DATA FOR THIS EXERCISE →
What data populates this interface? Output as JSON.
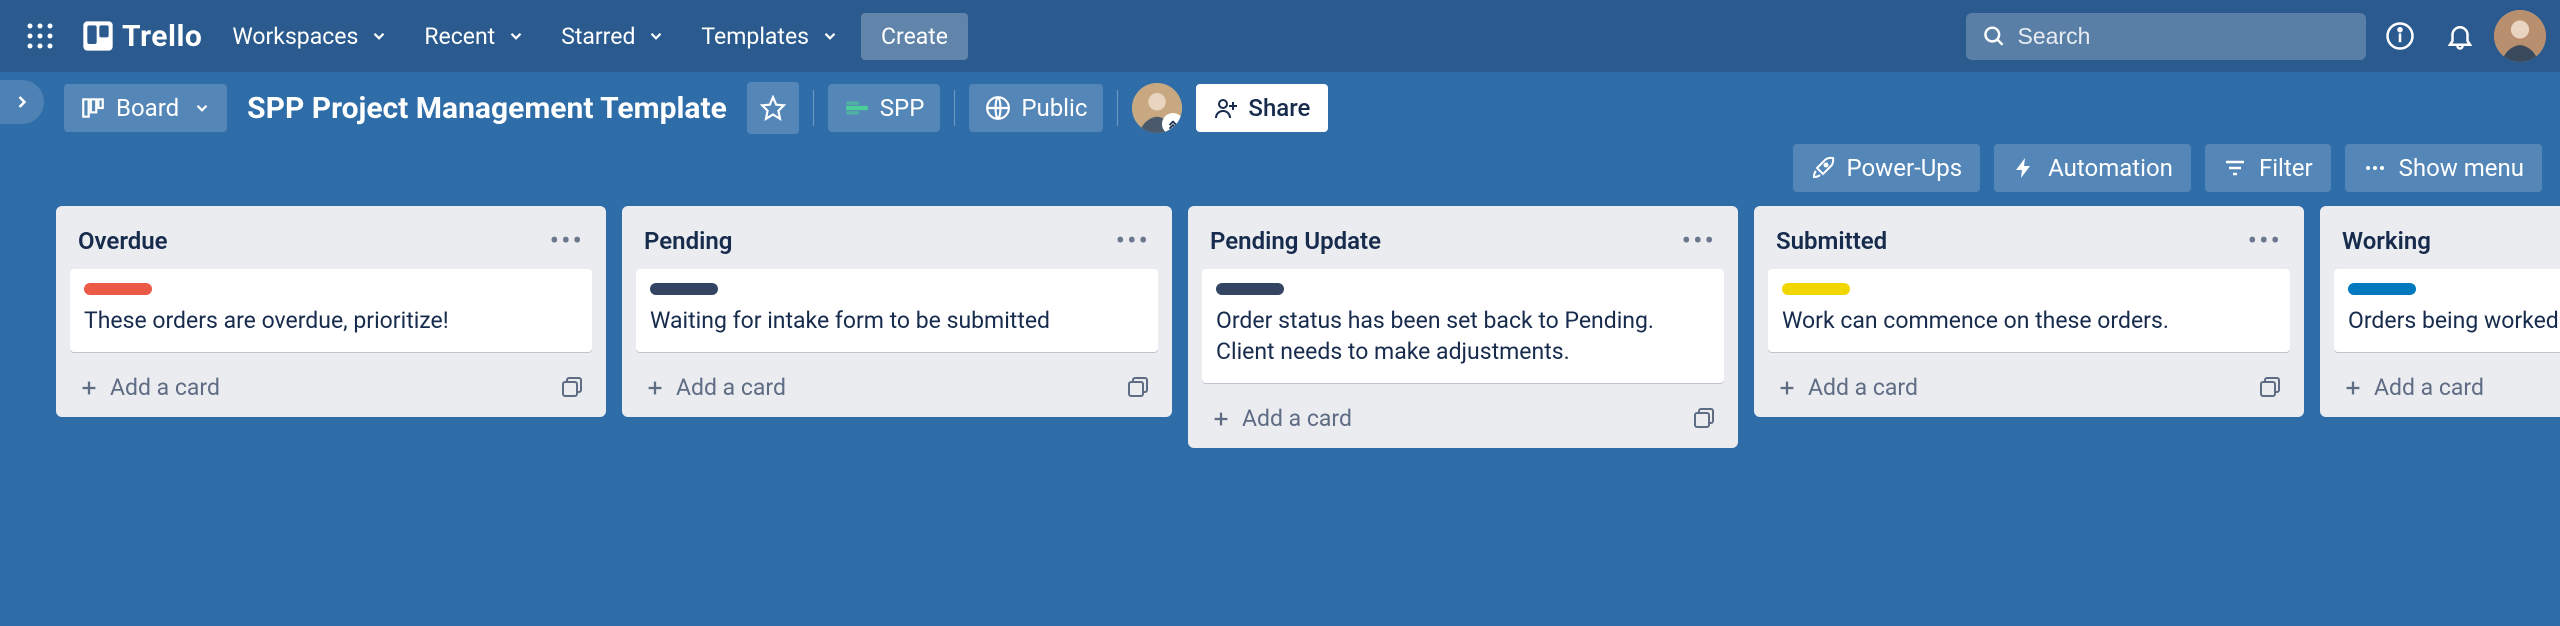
{
  "colors": {
    "label_red": "#eb5a46",
    "label_navy": "#344563",
    "label_yellow": "#f2d600",
    "label_blue": "#0079bf"
  },
  "topbar": {
    "logo": "Trello",
    "menus": {
      "workspaces": "Workspaces",
      "recent": "Recent",
      "starred": "Starred",
      "templates": "Templates"
    },
    "create": "Create",
    "search_placeholder": "Search"
  },
  "boardbar": {
    "view_label": "Board",
    "title": "SPP Project Management Template",
    "workspace_badge": "SPP",
    "visibility": "Public",
    "share": "Share"
  },
  "secondbar": {
    "powerups": "Power-Ups",
    "automation": "Automation",
    "filter": "Filter",
    "show_menu": "Show menu"
  },
  "add_card_label": "Add a card",
  "lists": [
    {
      "title": "Overdue",
      "cards": [
        {
          "label_color": "label_red",
          "text": "These orders are overdue, prioritize!"
        }
      ]
    },
    {
      "title": "Pending",
      "cards": [
        {
          "label_color": "label_navy",
          "text": "Waiting for intake form to be submitted"
        }
      ]
    },
    {
      "title": "Pending Update",
      "cards": [
        {
          "label_color": "label_navy",
          "text": "Order status has been set back to Pending. Client needs to make adjustments."
        }
      ]
    },
    {
      "title": "Submitted",
      "cards": [
        {
          "label_color": "label_yellow",
          "text": "Work can commence on these orders."
        }
      ]
    },
    {
      "title": "Working",
      "cards": [
        {
          "label_color": "label_blue",
          "text": "Orders being worked on."
        }
      ]
    }
  ]
}
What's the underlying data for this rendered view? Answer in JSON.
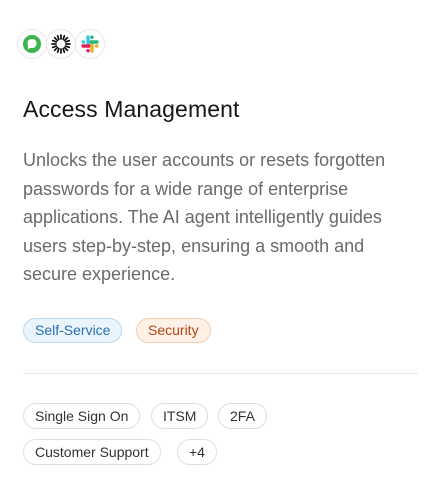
{
  "card": {
    "logos": [
      {
        "icon": "green-chat-icon",
        "color": "#3bb44a"
      },
      {
        "icon": "sunburst-icon",
        "color": "#111111"
      },
      {
        "icon": "slack-icon",
        "colors": [
          "#e01e5a",
          "#36c5f0",
          "#2eb67d",
          "#ecb22e"
        ]
      }
    ],
    "title": "Access Management",
    "description": "Unlocks the user accounts or resets forgotten passwords for a wide range of enterprise applications. The AI agent intelligently guides users step-by-step, ensuring a smooth and secure experience.",
    "categories": [
      {
        "label": "Self-Service",
        "color": "#2a6fb0"
      },
      {
        "label": "Security",
        "color": "#b24712"
      }
    ],
    "tags": [
      "Single Sign On",
      "ITSM",
      "2FA",
      "Customer Support",
      "+4"
    ]
  }
}
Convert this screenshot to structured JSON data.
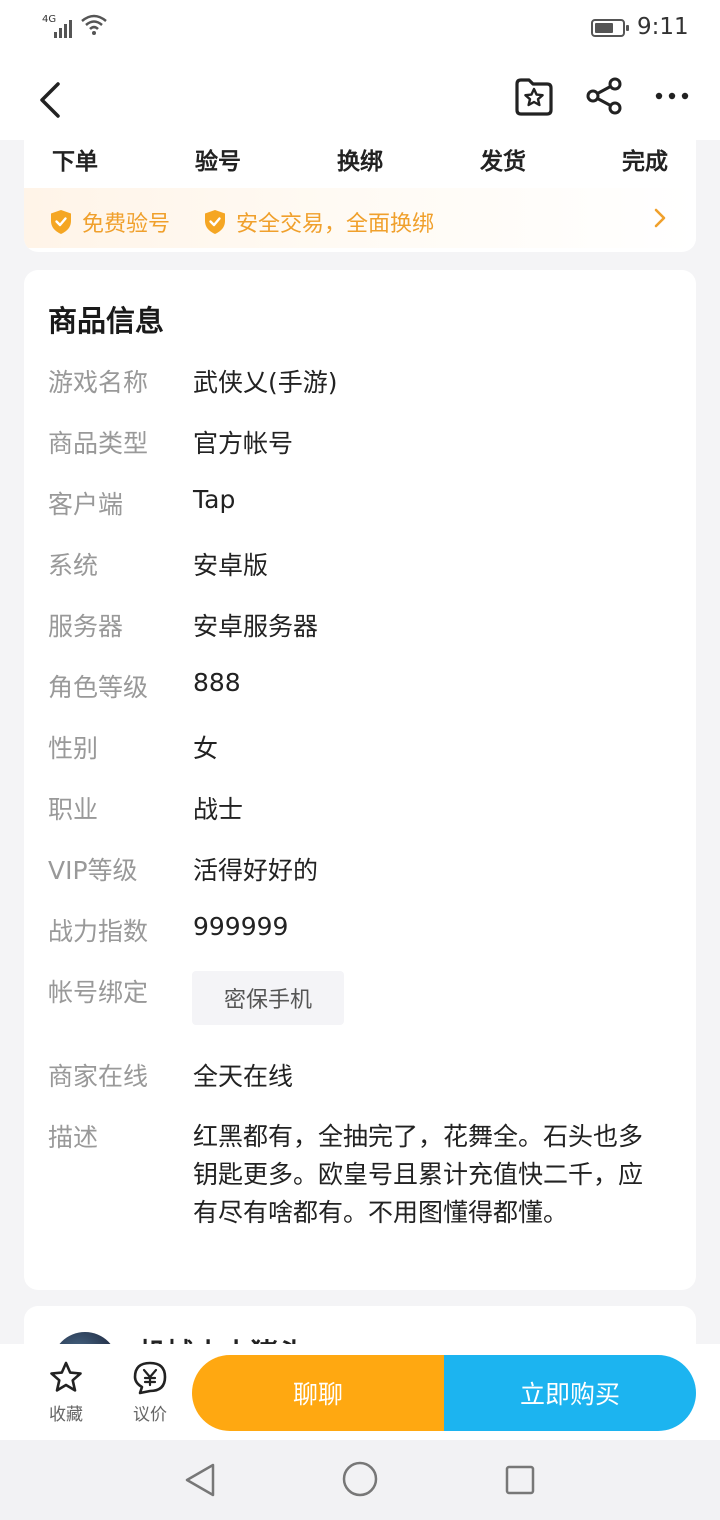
{
  "status": {
    "network": "4G",
    "time": "9:11"
  },
  "nav": {
    "back_icon": "back-chevron-icon",
    "favorite_icon": "star-folder-icon",
    "share_icon": "share-icon",
    "more_icon": "more-dots-icon"
  },
  "process": {
    "steps": [
      "下单",
      "验号",
      "换绑",
      "发货",
      "完成"
    ],
    "guarantees": [
      "免费验号",
      "安全交易，全面换绑"
    ],
    "accent": "#f0a02c"
  },
  "product": {
    "section_title": "商品信息",
    "rows": [
      {
        "label": "游戏名称",
        "value": "武侠乂(手游)"
      },
      {
        "label": "商品类型",
        "value": "官方帐号"
      },
      {
        "label": "客户端",
        "value": "Tap"
      },
      {
        "label": "系统",
        "value": "安卓版"
      },
      {
        "label": "服务器",
        "value": "安卓服务器"
      },
      {
        "label": "角色等级",
        "value": "888"
      },
      {
        "label": "性别",
        "value": "女"
      },
      {
        "label": "职业",
        "value": "战士"
      },
      {
        "label": "VIP等级",
        "value": "活得好好的"
      },
      {
        "label": "战力指数",
        "value": "999999"
      },
      {
        "label": "帐号绑定",
        "tag": "密保手机"
      },
      {
        "label": "商家在线",
        "value": "全天在线"
      },
      {
        "label": "描述",
        "value": "红黑都有，全抽完了，花舞全。石头也多钥匙更多。欧皇号且累计充值快二千，应有尽有啥都有。不用图懂得都懂。"
      }
    ]
  },
  "seller": {
    "name": "机械小小猪头"
  },
  "actions": {
    "favorite_label": "收藏",
    "bargain_label": "议价",
    "chat_label": "聊聊",
    "buy_label": "立即购买",
    "chat_color": "#ffa811",
    "buy_color": "#1cb4f0"
  }
}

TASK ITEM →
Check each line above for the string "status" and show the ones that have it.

WRITTEN ANSWER →
          "text": "Order status has been set back to Pending. Client needs to make adjustments."
  "status": {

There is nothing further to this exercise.